Disease Outbreaks In Ukraine Could Be A Less Visible Impact Of War

Russia's invasion of Ukraine has caused widespread devastation throughout the country, resulting in mass casualties and serious injuries in need of immediate medical treatment. However, the health consequences of the war could extend far beyond the effects of combat, bombings, and shellings. According to the New York Times, experts are sounding the alarm on a less visible impact of the war: disease outbreaks. In addition to a potential rise in COVID-19 cases, Ukraine could also see a surge in other infectious diseases, including HIV, hepatitis, and tuberculosis.

Although Ukraine struggled with infectious disease epidemics even before the war, current conditions could result in what is being referred to as a public health disaster. That's because many Ukrainians are already living with HIV or hepatitis C, and with such low vaccination rates against diseases like polio and measles, overcrowded and unsanitary conditions could lead to major outbreaks. The war has also resulted in substantial delays in diagnosis and treatment, which could have serious long-term health consequences for people with chronic conditions.

Hospitals are struggling to treat people

According to CNN, the fighting has damaged and destroyed many hospitals and medical facilities across the country, disrupting the nation's health care system, which was already fragile to begin with. So far, there have been 31 reported attacks on Ukraine's health care system, 24 of which were direct attacks on hospitals. This means that many Ukrainians no longer have access to potentially life-saving medical care.
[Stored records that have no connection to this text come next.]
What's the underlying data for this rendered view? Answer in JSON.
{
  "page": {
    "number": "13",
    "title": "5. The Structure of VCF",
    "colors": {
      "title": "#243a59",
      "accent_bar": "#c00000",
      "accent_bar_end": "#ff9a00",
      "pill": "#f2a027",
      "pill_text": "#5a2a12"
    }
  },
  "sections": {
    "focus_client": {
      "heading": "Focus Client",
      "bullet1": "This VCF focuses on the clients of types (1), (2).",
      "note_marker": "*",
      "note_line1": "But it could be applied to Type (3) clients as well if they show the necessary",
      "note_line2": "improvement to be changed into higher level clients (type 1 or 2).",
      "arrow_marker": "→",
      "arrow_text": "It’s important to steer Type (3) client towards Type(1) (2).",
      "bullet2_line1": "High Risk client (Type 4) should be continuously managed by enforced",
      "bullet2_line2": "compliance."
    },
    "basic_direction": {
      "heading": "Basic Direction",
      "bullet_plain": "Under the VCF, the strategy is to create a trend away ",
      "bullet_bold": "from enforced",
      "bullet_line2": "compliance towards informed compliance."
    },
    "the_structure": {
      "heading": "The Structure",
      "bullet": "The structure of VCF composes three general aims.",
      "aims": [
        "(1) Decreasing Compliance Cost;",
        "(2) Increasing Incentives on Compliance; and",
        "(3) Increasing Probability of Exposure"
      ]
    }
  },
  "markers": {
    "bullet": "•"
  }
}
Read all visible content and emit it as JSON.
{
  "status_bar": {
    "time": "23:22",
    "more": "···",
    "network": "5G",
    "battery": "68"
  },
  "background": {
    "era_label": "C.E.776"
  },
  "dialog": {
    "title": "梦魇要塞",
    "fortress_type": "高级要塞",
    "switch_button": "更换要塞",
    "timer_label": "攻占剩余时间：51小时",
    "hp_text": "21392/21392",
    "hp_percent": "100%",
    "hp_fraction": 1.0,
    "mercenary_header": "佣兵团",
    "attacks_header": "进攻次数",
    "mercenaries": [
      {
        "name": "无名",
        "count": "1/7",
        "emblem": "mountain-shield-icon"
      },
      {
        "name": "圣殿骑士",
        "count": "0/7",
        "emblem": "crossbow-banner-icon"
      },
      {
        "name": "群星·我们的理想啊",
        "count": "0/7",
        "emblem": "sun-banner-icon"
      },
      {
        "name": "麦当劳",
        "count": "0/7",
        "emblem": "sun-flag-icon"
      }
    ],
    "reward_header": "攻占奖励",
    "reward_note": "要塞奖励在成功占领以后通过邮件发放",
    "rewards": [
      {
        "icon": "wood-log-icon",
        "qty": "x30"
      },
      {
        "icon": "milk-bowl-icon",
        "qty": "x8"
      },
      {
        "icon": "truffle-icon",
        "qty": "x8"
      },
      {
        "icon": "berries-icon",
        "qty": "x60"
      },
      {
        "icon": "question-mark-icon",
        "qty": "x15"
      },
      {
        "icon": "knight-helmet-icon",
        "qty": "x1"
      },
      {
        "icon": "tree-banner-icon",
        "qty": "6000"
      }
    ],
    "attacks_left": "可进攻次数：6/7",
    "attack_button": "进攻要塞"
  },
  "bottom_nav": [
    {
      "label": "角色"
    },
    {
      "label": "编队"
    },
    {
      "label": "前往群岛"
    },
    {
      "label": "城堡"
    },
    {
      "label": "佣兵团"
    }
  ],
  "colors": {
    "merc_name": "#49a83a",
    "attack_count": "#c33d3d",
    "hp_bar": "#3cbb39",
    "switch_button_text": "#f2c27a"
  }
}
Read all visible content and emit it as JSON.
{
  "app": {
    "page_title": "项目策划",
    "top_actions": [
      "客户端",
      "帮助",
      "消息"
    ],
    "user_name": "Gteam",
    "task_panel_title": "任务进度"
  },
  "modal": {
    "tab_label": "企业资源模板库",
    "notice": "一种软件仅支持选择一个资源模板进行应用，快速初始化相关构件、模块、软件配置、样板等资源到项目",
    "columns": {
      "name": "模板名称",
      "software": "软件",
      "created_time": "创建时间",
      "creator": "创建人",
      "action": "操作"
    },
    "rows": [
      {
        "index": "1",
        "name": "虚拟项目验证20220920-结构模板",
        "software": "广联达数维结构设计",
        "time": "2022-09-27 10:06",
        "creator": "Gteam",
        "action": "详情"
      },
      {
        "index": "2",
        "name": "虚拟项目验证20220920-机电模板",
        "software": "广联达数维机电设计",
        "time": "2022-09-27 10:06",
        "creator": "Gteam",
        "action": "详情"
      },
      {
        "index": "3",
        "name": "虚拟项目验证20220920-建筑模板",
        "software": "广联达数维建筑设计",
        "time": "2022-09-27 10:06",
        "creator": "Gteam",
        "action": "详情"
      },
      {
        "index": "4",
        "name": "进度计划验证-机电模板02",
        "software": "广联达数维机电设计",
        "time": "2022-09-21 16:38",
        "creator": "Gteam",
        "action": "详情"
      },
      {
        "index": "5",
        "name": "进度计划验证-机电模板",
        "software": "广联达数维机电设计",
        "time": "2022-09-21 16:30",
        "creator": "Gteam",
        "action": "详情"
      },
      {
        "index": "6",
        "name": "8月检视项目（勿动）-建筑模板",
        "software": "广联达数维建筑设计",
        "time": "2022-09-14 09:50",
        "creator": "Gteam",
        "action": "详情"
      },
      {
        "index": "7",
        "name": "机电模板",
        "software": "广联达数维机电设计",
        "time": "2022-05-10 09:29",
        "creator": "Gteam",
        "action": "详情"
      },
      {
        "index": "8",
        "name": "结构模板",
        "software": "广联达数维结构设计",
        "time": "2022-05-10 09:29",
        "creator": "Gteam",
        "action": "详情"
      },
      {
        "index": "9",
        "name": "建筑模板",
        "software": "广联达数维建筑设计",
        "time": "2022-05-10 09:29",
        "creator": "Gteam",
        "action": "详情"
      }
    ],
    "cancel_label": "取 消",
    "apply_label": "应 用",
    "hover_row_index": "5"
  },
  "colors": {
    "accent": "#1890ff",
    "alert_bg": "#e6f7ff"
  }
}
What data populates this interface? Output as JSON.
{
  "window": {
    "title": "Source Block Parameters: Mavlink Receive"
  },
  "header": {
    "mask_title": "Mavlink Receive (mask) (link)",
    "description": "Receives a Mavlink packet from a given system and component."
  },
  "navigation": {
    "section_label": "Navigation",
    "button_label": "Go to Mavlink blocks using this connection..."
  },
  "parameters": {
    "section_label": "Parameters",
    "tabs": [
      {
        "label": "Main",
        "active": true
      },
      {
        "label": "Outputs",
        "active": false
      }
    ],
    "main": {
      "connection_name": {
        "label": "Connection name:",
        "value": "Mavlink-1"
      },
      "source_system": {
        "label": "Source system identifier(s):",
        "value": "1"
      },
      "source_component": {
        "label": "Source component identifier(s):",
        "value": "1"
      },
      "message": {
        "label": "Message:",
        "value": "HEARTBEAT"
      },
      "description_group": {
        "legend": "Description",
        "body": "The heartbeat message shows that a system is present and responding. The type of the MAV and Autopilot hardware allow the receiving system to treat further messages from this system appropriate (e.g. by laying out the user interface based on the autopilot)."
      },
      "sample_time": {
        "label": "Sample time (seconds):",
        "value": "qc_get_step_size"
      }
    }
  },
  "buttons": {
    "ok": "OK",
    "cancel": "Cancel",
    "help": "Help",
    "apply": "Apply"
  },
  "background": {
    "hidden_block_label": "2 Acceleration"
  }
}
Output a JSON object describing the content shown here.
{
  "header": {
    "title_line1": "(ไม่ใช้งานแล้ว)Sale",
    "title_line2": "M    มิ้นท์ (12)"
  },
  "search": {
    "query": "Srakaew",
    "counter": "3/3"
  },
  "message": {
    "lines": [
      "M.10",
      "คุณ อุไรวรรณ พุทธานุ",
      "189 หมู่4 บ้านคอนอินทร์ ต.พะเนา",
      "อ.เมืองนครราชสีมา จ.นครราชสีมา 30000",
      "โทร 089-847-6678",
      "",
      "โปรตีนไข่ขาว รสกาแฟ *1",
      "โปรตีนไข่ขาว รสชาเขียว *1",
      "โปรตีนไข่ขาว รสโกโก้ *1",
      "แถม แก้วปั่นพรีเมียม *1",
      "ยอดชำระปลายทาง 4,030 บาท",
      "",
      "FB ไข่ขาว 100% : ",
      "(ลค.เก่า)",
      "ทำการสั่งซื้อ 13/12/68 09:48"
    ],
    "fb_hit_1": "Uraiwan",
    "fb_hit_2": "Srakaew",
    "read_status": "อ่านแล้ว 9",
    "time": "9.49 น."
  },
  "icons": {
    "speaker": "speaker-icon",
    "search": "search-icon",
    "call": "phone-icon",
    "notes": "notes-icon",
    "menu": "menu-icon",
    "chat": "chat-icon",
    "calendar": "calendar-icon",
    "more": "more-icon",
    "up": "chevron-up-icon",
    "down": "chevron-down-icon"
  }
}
Kate White, an emergency program manager for Doctors Without Borders, told CNN that many cities now lack electricity and clean water, placing the population at an increased risk of contracting infectious diseases. Although there are hospitals that are still operational, dwindling medical supplies make it difficult for doctors to provide adequate care to everyone in need. As a result, conflict-related injuries are taking precedent over infectious diseases, causing other conditions to worsen. According to White, this is only the beginning of the "burden that the health system is going to face" as the war continues to escalate.